Assigned task – So that nothing is lost, restate each entry exactly as supplied.

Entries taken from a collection
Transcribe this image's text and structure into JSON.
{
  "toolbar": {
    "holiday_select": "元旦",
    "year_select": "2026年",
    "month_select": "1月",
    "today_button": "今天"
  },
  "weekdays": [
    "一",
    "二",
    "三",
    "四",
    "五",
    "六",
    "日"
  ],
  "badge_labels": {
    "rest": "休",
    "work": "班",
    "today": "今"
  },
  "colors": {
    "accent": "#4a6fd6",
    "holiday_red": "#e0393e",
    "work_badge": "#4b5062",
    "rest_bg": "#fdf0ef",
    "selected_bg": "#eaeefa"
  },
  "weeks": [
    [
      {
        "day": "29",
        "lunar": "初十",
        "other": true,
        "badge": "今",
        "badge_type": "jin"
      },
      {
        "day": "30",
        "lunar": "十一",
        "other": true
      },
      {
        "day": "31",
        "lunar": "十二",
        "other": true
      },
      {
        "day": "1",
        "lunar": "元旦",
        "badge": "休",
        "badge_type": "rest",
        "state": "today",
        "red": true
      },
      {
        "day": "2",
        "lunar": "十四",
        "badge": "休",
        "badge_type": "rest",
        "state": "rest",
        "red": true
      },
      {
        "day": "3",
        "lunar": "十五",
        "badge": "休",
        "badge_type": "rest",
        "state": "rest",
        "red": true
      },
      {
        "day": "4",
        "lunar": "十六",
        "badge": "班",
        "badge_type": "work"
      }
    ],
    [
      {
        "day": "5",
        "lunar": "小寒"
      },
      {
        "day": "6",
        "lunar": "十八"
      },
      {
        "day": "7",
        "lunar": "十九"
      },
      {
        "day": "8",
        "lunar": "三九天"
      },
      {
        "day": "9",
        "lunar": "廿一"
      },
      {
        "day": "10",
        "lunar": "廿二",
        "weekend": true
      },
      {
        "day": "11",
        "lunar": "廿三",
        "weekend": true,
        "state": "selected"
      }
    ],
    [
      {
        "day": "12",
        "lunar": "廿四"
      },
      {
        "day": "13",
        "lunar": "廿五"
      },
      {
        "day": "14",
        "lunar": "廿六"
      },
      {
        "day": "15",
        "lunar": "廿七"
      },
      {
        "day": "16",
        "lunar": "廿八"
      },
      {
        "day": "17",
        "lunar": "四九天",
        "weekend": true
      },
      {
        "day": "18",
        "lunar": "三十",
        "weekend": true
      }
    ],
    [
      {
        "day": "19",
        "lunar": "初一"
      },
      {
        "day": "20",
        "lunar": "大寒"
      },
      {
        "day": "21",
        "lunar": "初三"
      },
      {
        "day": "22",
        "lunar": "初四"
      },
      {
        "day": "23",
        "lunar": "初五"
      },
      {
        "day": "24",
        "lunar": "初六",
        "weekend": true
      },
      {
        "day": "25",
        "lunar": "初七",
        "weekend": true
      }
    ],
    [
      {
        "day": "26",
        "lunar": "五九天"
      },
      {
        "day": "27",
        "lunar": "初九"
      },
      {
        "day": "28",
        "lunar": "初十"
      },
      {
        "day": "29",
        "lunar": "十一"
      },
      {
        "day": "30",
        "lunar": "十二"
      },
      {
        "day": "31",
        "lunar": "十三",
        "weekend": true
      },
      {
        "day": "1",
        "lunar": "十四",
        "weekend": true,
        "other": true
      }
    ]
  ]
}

Your solution –
Transcribe this image's text and structure into JSON.
{
  "toolbar": {
    "holiday_select": "元旦",
    "year_select": "2026年",
    "month_select": "1月",
    "today_button": "今天"
  },
  "weekdays": [
    "一",
    "二",
    "三",
    "四",
    "五",
    "六",
    "日"
  ],
  "badge_labels": {
    "rest": "休",
    "work": "班",
    "today": "今"
  },
  "colors": {
    "accent": "#4a6fd6",
    "holiday_red": "#e0393e",
    "work_badge": "#4b5062",
    "rest_bg": "#fdf0ef",
    "selected_bg": "#eaeefa"
  },
  "weeks": [
    [
      {
        "day": "29",
        "lunar": "初十",
        "other": true,
        "badge": "今",
        "badge_type": "jin"
      },
      {
        "day": "30",
        "lunar": "十一",
        "other": true
      },
      {
        "day": "31",
        "lunar": "十二",
        "other": true
      },
      {
        "day": "1",
        "lunar": "元旦",
        "badge": "休",
        "badge_type": "rest",
        "state": "today",
        "red": true
      },
      {
        "day": "2",
        "lunar": "十四",
        "badge": "休",
        "badge_type": "rest",
        "state": "rest",
        "red": true
      },
      {
        "day": "3",
        "lunar": "十五",
        "badge": "休",
        "badge_type": "rest",
        "state": "rest",
        "red": true
      },
      {
        "day": "4",
        "lunar": "十六",
        "badge": "班",
        "badge_type": "work"
      }
    ],
    [
      {
        "day": "5",
        "lunar": "小寒"
      },
      {
        "day": "6",
        "lunar": "十八"
      },
      {
        "day": "7",
        "lunar": "十九"
      },
      {
        "day": "8",
        "lunar": "三九天"
      },
      {
        "day": "9",
        "lunar": "廿一"
      },
      {
        "day": "10",
        "lunar": "廿二",
        "weekend": true
      },
      {
        "day": "11",
        "lunar": "廿三",
        "weekend": true,
        "state": "selected"
      }
    ],
    [
      {
        "day": "12",
        "lunar": "廿四"
      },
      {
        "day": "13",
        "lunar": "廿五"
      },
      {
        "day": "14",
        "lunar": "廿六"
      },
      {
        "day": "15",
        "lunar": "廿七"
      },
      {
        "day": "16",
        "lunar": "廿八"
      },
      {
        "day": "17",
        "lunar": "四九天",
        "weekend": true
      },
      {
        "day": "18",
        "lunar": "三十",
        "weekend": true
      }
    ],
    [
      {
        "day": "19",
        "lunar": "初一"
      },
      {
        "day": "20",
        "lunar": "大寒"
      },
      {
        "day": "21",
        "lunar": "初三"
      },
      {
        "day": "22",
        "lunar": "初四"
      },
      {
        "day": "23",
        "lunar": "初五"
      },
      {
        "day": "24",
        "lunar": "初六",
        "weekend": true
      },
      {
        "day": "25",
        "lunar": "初七",
        "weekend": true
      }
    ],
    [
      {
        "day": "26",
        "lunar": "五九天"
      },
      {
        "day": "27",
        "lunar": "初九"
      },
      {
        "day": "28",
        "lunar": "初十"
      },
      {
        "day": "29",
        "lunar": "十一"
      },
      {
        "day": "30",
        "lunar": "十二"
      },
      {
        "day": "31",
        "lunar": "十三",
        "weekend": true
      },
      {
        "day": "1",
        "lunar": "十四",
        "weekend": true,
        "other": true
      }
    ]
  ]
}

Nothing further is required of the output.